I hope that when this very short Bill goes to the Lords they will look at what this House has done—how we have come together—and move the Bill through the other place quite fast so that it can be on the statute book in time for what the Minister is looking at doing.
People out there will say, “We miss this” and “We miss that”, but there is not very many of them. As the Minister said, the country has changed. If we had tried to bring this Bill through in the ’70s and ’80s, we might have struggled, because people were different. I am not saying that they were bad, but what was acceptable then is not acceptable now. Making animals do things that are completely unnatural to them is not acceptable. I vividly remember one of these fly-on-the-wall videos that was taken at one circus—I will not name it, because a lot of circuses were bad. People were abusing and torturing animals to make them do things that were not natural. I hope that the Bill means that that never, ever happens again.
Other legislation needs to come forward, and I am conscious of what the Opposition spokesman, the hon. Member for Ipswich (Sandy Martin), was saying. We have legislation on the statute book but we have to be good and strict on this issue. Dogfighting is on the up in this country. Cockfighting, believe it or not, continues to this day. There is badger-baiting.
To me, a trophy-hunting Bill is the simplest thing in the world. If someone wants to do that sort of thing, do not bring trophies—the animal’s head—to this country. That is so abhorrent to 99.9% of the British public.
We have set a line in the sand and shown that we can bring such Bills through the House—it is a shame that more people are not in the Public Gallery to listen us when we get things right. I am sure that, tomorrow, in Parliament this will get thruppence, because of President Trump and other things that have been going on, but this indicates what this House can do and is right morally and ethically. We should be very proud of what has happened in this House today.

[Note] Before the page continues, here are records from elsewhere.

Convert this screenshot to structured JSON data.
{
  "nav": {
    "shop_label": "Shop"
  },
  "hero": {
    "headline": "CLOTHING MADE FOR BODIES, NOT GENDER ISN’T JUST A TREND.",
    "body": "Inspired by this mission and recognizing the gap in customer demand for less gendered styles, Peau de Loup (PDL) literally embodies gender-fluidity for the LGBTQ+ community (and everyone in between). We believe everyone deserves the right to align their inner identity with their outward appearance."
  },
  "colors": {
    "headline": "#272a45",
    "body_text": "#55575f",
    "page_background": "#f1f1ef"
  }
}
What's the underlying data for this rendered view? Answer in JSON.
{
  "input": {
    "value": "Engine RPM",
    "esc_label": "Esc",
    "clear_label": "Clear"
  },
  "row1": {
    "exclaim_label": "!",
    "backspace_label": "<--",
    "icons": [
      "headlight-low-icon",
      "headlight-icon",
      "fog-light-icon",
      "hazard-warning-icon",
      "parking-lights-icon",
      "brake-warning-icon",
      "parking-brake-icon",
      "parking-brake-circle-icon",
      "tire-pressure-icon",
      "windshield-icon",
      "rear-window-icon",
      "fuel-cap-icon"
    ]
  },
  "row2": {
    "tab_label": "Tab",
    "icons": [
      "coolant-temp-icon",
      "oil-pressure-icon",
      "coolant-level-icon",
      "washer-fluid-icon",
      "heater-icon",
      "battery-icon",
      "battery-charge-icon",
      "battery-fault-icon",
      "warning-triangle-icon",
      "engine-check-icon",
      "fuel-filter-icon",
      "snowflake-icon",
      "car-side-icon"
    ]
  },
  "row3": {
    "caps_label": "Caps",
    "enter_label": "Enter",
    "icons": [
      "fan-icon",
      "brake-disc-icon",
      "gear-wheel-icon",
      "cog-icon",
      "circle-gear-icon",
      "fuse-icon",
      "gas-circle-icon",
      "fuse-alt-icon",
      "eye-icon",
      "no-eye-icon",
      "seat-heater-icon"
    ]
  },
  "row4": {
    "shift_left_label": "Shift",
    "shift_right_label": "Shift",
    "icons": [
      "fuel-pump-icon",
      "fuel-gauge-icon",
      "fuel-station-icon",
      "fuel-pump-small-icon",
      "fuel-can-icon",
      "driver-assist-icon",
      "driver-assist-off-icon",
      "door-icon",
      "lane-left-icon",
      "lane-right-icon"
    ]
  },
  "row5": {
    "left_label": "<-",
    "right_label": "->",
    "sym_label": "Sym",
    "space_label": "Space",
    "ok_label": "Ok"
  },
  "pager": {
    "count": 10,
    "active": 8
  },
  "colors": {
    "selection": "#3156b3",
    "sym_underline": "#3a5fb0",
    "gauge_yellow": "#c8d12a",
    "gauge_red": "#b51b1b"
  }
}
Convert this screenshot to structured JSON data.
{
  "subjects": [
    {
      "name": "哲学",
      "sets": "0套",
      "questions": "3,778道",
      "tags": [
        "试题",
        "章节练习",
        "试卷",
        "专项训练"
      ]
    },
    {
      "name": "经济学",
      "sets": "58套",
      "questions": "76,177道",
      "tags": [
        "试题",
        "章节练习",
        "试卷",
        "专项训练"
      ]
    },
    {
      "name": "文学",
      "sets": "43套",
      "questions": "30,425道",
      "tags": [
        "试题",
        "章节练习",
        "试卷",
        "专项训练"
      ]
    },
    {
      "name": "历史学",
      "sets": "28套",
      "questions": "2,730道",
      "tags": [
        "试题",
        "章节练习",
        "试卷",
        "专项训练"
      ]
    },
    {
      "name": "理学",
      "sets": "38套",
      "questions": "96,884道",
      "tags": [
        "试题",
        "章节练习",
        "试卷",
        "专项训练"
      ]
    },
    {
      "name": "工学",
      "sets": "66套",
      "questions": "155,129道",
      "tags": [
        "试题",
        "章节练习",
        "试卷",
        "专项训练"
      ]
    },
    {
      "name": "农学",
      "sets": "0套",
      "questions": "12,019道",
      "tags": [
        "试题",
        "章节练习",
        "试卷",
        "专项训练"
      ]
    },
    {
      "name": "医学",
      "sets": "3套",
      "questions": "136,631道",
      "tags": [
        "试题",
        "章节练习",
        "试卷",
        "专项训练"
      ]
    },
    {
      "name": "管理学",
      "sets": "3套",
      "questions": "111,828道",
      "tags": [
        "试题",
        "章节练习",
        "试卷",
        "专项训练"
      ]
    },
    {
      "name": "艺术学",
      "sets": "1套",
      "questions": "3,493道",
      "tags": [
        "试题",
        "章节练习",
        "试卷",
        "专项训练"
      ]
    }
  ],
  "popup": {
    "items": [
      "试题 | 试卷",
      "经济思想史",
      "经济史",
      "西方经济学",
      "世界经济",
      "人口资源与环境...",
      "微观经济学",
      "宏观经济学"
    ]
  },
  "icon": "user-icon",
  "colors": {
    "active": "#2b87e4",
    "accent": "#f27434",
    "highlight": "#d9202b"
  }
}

If I may say so, the right hon. Gentleman is absolutely right. It is a great pity that when something of importance is achieved in the proceedings of this House, as it is about to be, it is not noted because the commentators prefer drama to care and doing the right thing.
Perhaps they prefer a circus in this House.
Yes, we will not go on about which circus is really the circus. To bring about what everyone in the Chamber has been aiming towards for a very long time, let me put the question.
Question put and agreed to.
Bill accordingly read the Third time and passed.
For the sake of clarity, I confirm to the House that the Back-Bench motion on the mineworkers’ pension scheme will not be moved today.